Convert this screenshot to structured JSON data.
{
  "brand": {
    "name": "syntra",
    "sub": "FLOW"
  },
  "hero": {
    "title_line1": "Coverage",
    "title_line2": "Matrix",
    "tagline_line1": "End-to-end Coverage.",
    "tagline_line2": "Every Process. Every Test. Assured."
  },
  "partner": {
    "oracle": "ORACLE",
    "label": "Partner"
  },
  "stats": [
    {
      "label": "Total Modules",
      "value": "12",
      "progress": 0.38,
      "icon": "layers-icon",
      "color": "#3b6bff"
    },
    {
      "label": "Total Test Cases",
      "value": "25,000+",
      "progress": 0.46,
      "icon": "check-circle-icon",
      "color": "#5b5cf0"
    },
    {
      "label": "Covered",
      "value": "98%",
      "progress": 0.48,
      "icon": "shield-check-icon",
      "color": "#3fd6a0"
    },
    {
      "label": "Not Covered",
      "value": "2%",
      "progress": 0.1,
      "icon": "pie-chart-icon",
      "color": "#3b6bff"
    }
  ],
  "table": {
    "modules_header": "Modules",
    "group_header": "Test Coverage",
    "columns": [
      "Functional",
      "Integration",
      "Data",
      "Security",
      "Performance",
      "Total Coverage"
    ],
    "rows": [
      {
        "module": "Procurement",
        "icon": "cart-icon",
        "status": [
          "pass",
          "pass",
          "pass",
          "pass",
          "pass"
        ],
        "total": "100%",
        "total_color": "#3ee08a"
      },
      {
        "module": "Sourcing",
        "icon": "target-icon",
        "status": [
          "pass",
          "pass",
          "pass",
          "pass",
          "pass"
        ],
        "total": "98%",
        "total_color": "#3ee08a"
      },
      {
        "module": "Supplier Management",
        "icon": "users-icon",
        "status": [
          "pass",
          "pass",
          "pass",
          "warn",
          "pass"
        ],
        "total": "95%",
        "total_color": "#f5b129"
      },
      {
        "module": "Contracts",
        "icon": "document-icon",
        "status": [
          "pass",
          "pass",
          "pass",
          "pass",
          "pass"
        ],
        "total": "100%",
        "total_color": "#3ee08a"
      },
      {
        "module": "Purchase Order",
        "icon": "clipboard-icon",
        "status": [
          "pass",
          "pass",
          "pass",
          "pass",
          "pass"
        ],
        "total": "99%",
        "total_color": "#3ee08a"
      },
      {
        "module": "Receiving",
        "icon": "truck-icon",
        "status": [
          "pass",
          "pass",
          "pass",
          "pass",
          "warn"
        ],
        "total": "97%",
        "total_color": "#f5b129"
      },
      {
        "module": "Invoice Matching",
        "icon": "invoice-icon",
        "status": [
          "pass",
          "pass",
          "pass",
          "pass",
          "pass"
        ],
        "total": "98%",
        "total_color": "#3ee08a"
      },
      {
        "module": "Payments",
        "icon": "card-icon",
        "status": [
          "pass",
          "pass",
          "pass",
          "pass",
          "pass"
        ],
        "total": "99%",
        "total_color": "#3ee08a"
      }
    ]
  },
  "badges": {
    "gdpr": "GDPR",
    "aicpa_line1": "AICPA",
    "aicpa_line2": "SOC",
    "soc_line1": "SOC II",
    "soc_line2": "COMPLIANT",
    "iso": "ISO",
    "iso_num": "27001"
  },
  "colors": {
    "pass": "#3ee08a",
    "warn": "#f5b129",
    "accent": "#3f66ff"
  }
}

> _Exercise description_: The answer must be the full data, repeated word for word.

> _Task output_:
Convert this screenshot to structured JSON data.
{
  "brand": {
    "name": "syntra",
    "sub": "FLOW"
  },
  "hero": {
    "title_line1": "Coverage",
    "title_line2": "Matrix",
    "tagline_line1": "End-to-end Coverage.",
    "tagline_line2": "Every Process. Every Test. Assured."
  },
  "partner": {
    "oracle": "ORACLE",
    "label": "Partner"
  },
  "stats": [
    {
      "label": "Total Modules",
      "value": "12",
      "progress": 0.38,
      "icon": "layers-icon",
      "color": "#3b6bff"
    },
    {
      "label": "Total Test Cases",
      "value": "25,000+",
      "progress": 0.46,
      "icon": "check-circle-icon",
      "color": "#5b5cf0"
    },
    {
      "label": "Covered",
      "value": "98%",
      "progress": 0.48,
      "icon": "shield-check-icon",
      "color": "#3fd6a0"
    },
    {
      "label": "Not Covered",
      "value": "2%",
      "progress": 0.1,
      "icon": "pie-chart-icon",
      "color": "#3b6bff"
    }
  ],
  "table": {
    "modules_header": "Modules",
    "group_header": "Test Coverage",
    "columns": [
      "Functional",
      "Integration",
      "Data",
      "Security",
      "Performance",
      "Total Coverage"
    ],
    "rows": [
      {
        "module": "Procurement",
        "icon": "cart-icon",
        "status": [
          "pass",
          "pass",
          "pass",
          "pass",
          "pass"
        ],
        "total": "100%",
        "total_color": "#3ee08a"
      },
      {
        "module": "Sourcing",
        "icon": "target-icon",
        "status": [
          "pass",
          "pass",
          "pass",
          "pass",
          "pass"
        ],
        "total": "98%",
        "total_color": "#3ee08a"
      },
      {
        "module": "Supplier Management",
        "icon": "users-icon",
        "status": [
          "pass",
          "pass",
          "pass",
          "warn",
          "pass"
        ],
        "total": "95%",
        "total_color": "#f5b129"
      },
      {
        "module": "Contracts",
        "icon": "document-icon",
        "status": [
          "pass",
          "pass",
          "pass",
          "pass",
          "pass"
        ],
        "total": "100%",
        "total_color": "#3ee08a"
      },
      {
        "module": "Purchase Order",
        "icon": "clipboard-icon",
        "status": [
          "pass",
          "pass",
          "pass",
          "pass",
          "pass"
        ],
        "total": "99%",
        "total_color": "#3ee08a"
      },
      {
        "module": "Receiving",
        "icon": "truck-icon",
        "status": [
          "pass",
          "pass",
          "pass",
          "pass",
          "warn"
        ],
        "total": "97%",
        "total_color": "#f5b129"
      },
      {
        "module": "Invoice Matching",
        "icon": "invoice-icon",
        "status": [
          "pass",
          "pass",
          "pass",
          "pass",
          "pass"
        ],
        "total": "98%",
        "total_color": "#3ee08a"
      },
      {
        "module": "Payments",
        "icon": "card-icon",
        "status": [
          "pass",
          "pass",
          "pass",
          "pass",
          "pass"
        ],
        "total": "99%",
        "total_color": "#3ee08a"
      }
    ]
  },
  "badges": {
    "gdpr": "GDPR",
    "aicpa_line1": "AICPA",
    "aicpa_line2": "SOC",
    "soc_line1": "SOC II",
    "soc_line2": "COMPLIANT",
    "iso": "ISO",
    "iso_num": "27001"
  },
  "colors": {
    "pass": "#3ee08a",
    "warn": "#f5b129",
    "accent": "#3f66ff"
  }
}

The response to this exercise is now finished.